So, is vexillology a science?
Vexillology probably needs a bit more of theoretical work to become a real science, at least by the standards of humanistics. We've seen here from time to time attempts of theorizing a bit, but these attempts are regarded by the majority of people here (and even by the editorial board - I've never seen any of them put in the pages of FOTW) as irrelevant speculations, bits of waste in time that should be better used in other things such as drawing the latest batch of flags from Whereverland. Some topics attracted some more interest (and I remember my own little essay about the differences between vertical and horizontal flags), but since it is quite demanding of time and effort to pursue them further, they tend to be dropped pretty soon, even by those that pick them up in the first place (and I remember again the same little essay of mine).
The major problem (and this is perhaps point # 3) is amateurism. We, vexillologists, are in the same position of most of the natural scientists in XIX century - we do our studies in whatever time we find after our days spent working for a living in other things, and even when we do the best we can, our limitations are obvious. Even because today there's not that many people living lives of boredom and living of their richness... On the other hand, I'm sure that there is very valid work done by professionals of other fields we know next to nothing about, because it is published in specialized magazines we don't have access to. I'm sure there has to be work somewhere about the sociology of flags, for instance, and how flags impact on our societies (I think that in historical studies flags are secondary and IMHO we shouldn't expect many novelties coming from there).

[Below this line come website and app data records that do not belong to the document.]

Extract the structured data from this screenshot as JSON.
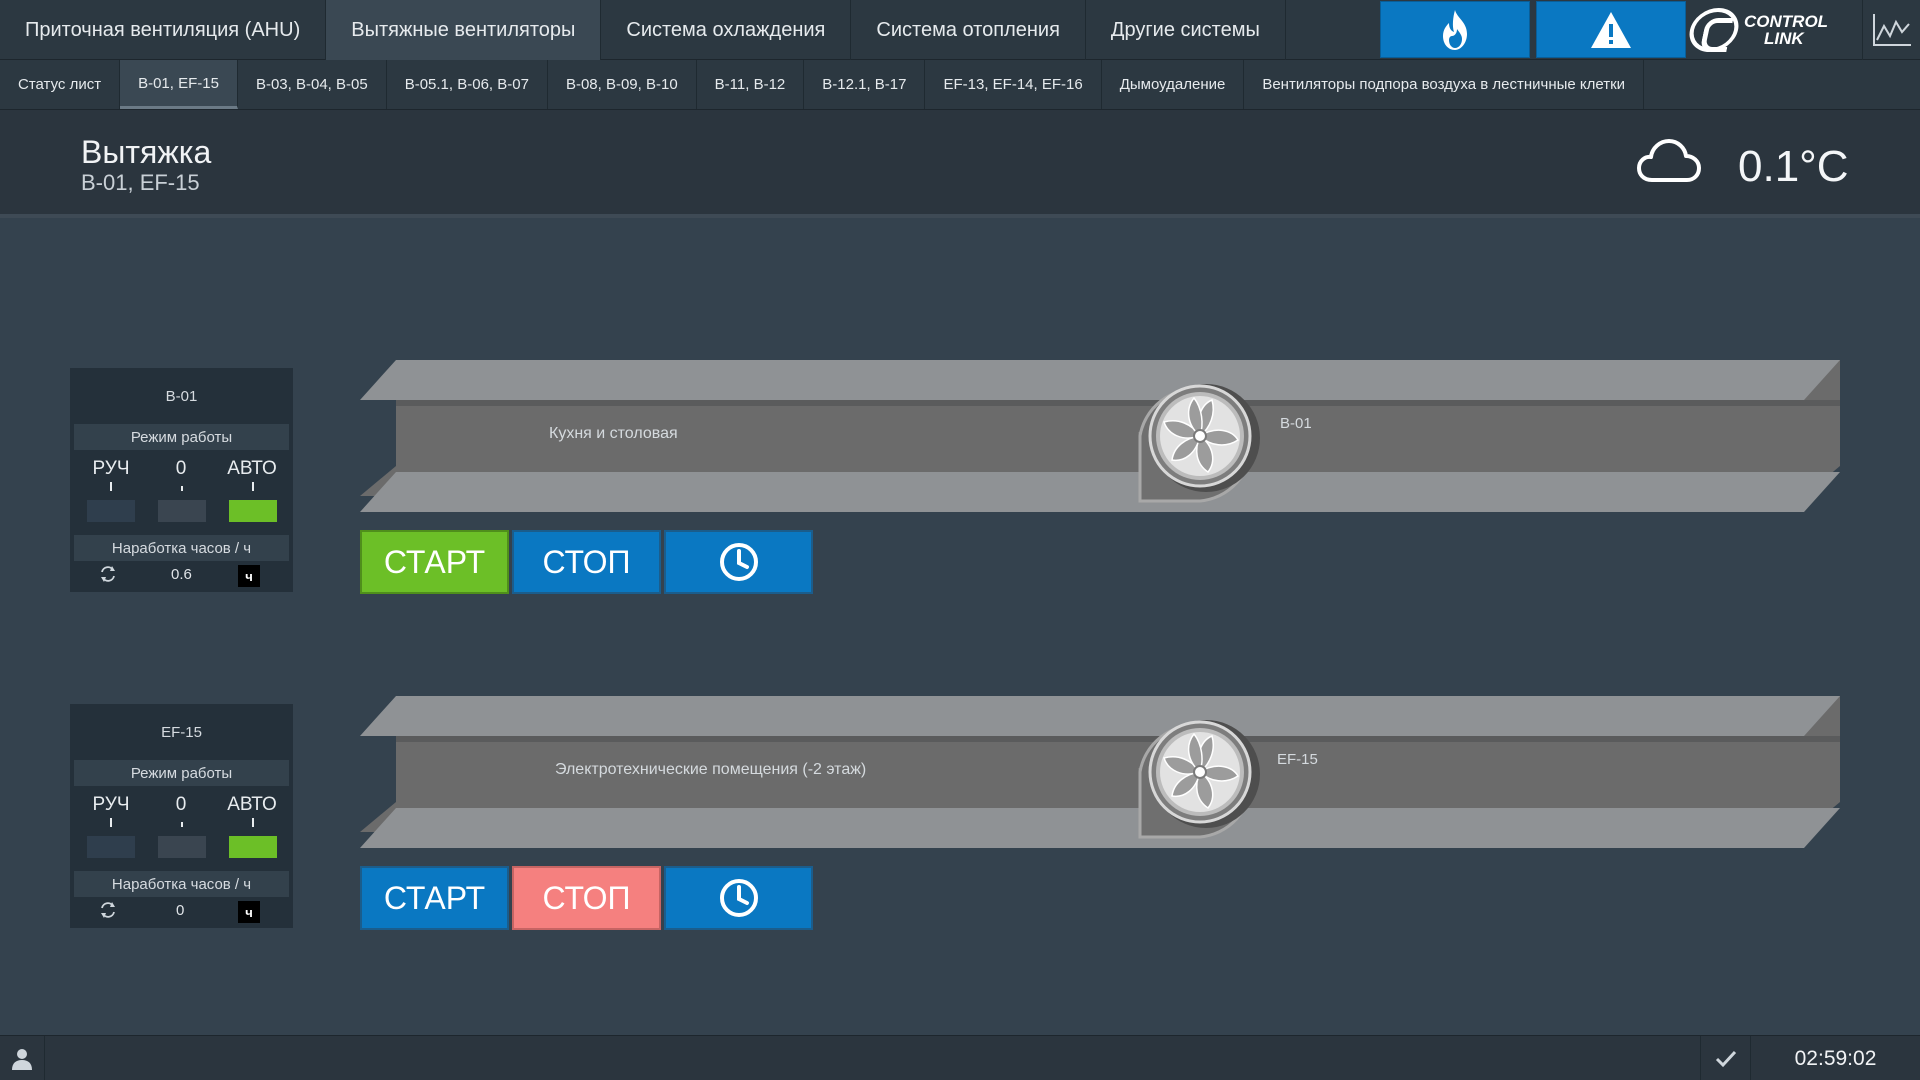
{
  "main_tabs": [
    {
      "label": "Приточная вентиляция (AHU)"
    },
    {
      "label": "Вытяжные вентиляторы"
    },
    {
      "label": "Система охлаждения"
    },
    {
      "label": "Система отопления"
    },
    {
      "label": "Другие системы"
    }
  ],
  "logo": {
    "line1": "CONTROL",
    "line2": "LINK"
  },
  "sub_tabs": [
    {
      "label": "Статус лист"
    },
    {
      "label": "B-01, EF-15"
    },
    {
      "label": "B-03, B-04, B-05"
    },
    {
      "label": "B-05.1, B-06, B-07"
    },
    {
      "label": "B-08, B-09, B-10"
    },
    {
      "label": "B-11, B-12"
    },
    {
      "label": "B-12.1, B-17"
    },
    {
      "label": "EF-13, EF-14, EF-16"
    },
    {
      "label": "Дымоудаление"
    },
    {
      "label": "Вентиляторы подпора воздуха в лестничные клетки"
    }
  ],
  "header": {
    "title": "Вытяжка",
    "subtitle": "B-01, EF-15",
    "temperature": "0.1°C"
  },
  "units": [
    {
      "name": "B-01",
      "mode_label": "Режим работы",
      "modes": [
        "РУЧ",
        "0",
        "АВТО"
      ],
      "active_mode": 2,
      "hours_label": "Наработка часов / ч",
      "hours_value": "0.6",
      "hours_unit": "ч",
      "duct_label": "Кухня и столовая",
      "fan_tag": "B-01",
      "start_label": "СТАРТ",
      "stop_label": "СТОП",
      "running": true
    },
    {
      "name": "EF-15",
      "mode_label": "Режим работы",
      "modes": [
        "РУЧ",
        "0",
        "АВТО"
      ],
      "active_mode": 2,
      "hours_label": "Наработка часов / ч",
      "hours_value": "0",
      "hours_unit": "ч",
      "duct_label": "Электротехнические помещения (-2 этаж)",
      "fan_tag": "EF-15",
      "start_label": "СТАРТ",
      "stop_label": "СТОП",
      "running": false
    }
  ],
  "footer": {
    "clock": "02:59:02"
  },
  "colors": {
    "accent_blue": "#0a78c2",
    "run_green": "#6cbf27",
    "stop_red": "#f5807f",
    "auto_indicator": "#6cbf27"
  }
}
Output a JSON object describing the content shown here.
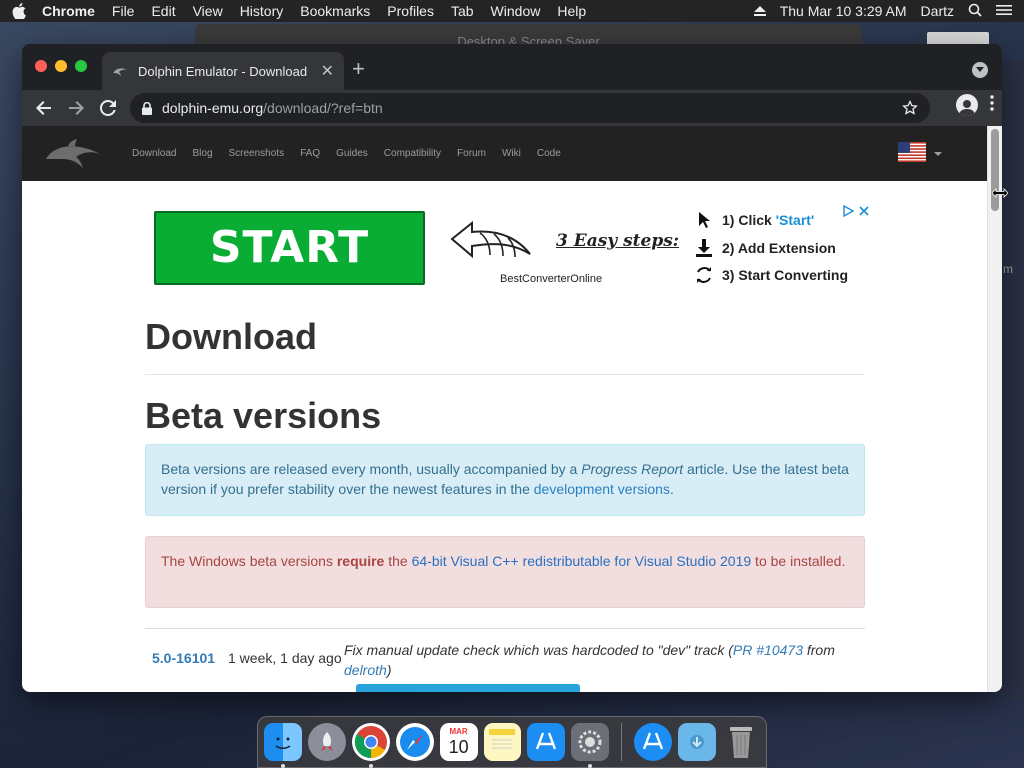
{
  "menubar": {
    "app": "Chrome",
    "items": [
      "File",
      "Edit",
      "View",
      "History",
      "Bookmarks",
      "Profiles",
      "Tab",
      "Window",
      "Help"
    ],
    "clock": "Thu Mar 10  3:29 AM",
    "user": "Dartz"
  },
  "background_window": {
    "title": "Desktop & Screen Saver"
  },
  "browser": {
    "tab_title": "Dolphin Emulator - Download",
    "url_host": "dolphin-emu.org",
    "url_path": "/download/?ref=btn"
  },
  "site": {
    "nav": [
      "Download",
      "Blog",
      "Screenshots",
      "FAQ",
      "Guides",
      "Compatibility",
      "Forum",
      "Wiki",
      "Code"
    ]
  },
  "ad": {
    "start_label": "START",
    "site_label": "BestConverterOnline",
    "steps_title": "3 Easy steps:",
    "step1_prefix": "1) Click ",
    "step1_highlight": "'Start'",
    "step2": "2) Add Extension",
    "step3": "3) Start Converting"
  },
  "page": {
    "title": "Download",
    "section_title": "Beta versions",
    "info_text_1": "Beta versions are released every month, usually accompanied by a ",
    "info_italic": "Progress Report",
    "info_text_2": " article. Use the latest beta version if you prefer stability over the newest features in the ",
    "info_link": "development versions",
    "info_text_3": ".",
    "danger_text_1": "The Windows beta versions ",
    "danger_bold": "require",
    "danger_text_2": " the ",
    "danger_link": "64-bit Visual C++ redistributable for Visual Studio 2019",
    "danger_text_3": " to be installed."
  },
  "release": {
    "version": "5.0-16101",
    "age": "1 week, 1 day ago",
    "desc_1": "Fix manual update check which was hardcoded to \"dev\" track (",
    "desc_link": "PR #10473",
    "desc_2": " from ",
    "desc_author": "delroth",
    "desc_3": ")"
  },
  "dock": {
    "icons": [
      "finder-icon",
      "launchpad-icon",
      "chrome-icon",
      "safari-icon",
      "calendar-icon",
      "notes-icon",
      "app-store-icon",
      "system-preferences-icon",
      "app-store-downloads-icon",
      "downloads-folder-icon",
      "trash-icon"
    ],
    "calendar_month": "MAR",
    "calendar_day": "10"
  },
  "colors": {
    "start_green": "#0aad33",
    "link_blue": "#337ab7",
    "alert_info_bg": "#d9edf7",
    "alert_danger_bg": "#f2dede",
    "site_nav_bg": "#222222"
  }
}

In the end, it all comes down to a question of attitude: if you report your findings openly to an assembly of your peers, your are being scientific. If you criticize other people's work with good fundamentals, you are being scientific. If you accept criticism as an inevitable part of the development of knowledge, you are being scientific. If your reports include all the information needed to be checked, you are being scientific. If you doubt systematically, you are being scientific. If you present your stuff as the definite and undisputed truth, you are not being scientific. If you regard criticism as personal attacks, you are not being scientific. If you withhold information to sell in your bulletin or to publish the ultimate book on this or that, you are not being scientific. If you accept uncritically all information coming from all sources, you are not being scientific. If you falsify you are not being scientific. And I could go on and on and on.
We have both kinds. And most of us act scientifically sometimes, and non-scientifically in other times. And the field is the people that work in it...
Jorge Candeias, 31 May 2002